REQUIRED ACTION.
Report each line of the data that contains the string "code".

+ + + + +

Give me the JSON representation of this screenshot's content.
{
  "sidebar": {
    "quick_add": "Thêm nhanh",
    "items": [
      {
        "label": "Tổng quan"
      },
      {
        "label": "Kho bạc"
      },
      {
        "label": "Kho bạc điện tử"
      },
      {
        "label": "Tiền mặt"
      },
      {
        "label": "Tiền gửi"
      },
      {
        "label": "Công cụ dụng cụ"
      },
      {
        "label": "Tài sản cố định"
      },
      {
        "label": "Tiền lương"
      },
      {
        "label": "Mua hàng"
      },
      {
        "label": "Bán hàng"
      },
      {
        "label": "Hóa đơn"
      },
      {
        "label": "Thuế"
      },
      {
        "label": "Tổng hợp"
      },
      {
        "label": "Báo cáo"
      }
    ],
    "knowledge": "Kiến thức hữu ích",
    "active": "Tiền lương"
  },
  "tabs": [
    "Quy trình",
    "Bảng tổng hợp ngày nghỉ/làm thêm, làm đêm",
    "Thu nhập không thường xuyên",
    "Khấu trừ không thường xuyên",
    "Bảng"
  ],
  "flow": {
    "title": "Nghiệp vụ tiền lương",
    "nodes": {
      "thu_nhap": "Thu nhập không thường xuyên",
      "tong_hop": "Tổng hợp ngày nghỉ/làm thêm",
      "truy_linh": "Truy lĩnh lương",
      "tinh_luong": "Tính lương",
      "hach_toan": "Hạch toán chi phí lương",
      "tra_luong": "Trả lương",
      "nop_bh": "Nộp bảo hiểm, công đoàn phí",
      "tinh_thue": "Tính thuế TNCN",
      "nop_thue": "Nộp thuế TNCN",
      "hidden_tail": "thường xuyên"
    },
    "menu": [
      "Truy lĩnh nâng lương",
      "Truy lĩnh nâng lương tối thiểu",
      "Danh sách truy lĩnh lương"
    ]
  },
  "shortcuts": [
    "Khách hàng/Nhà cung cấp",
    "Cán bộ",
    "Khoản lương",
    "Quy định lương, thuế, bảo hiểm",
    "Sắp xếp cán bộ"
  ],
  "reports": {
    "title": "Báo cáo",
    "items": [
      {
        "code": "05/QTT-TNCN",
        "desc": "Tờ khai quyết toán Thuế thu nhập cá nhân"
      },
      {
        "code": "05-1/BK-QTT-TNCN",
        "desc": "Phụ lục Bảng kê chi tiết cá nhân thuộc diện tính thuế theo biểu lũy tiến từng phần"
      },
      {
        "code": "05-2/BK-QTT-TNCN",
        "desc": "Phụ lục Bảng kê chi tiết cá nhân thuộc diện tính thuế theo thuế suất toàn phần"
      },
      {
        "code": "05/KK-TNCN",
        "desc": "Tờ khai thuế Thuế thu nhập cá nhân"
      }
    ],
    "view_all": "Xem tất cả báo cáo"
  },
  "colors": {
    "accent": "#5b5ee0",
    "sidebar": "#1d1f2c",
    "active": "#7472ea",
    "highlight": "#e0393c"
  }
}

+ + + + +

PROBLEM SOLUTION.
        "code": "05/QTT-TNCN",
        "code": "05-1/BK-QTT-TNCN",
        "code": "05-2/BK-QTT-TNCN",
        "code": "05/KK-TNCN",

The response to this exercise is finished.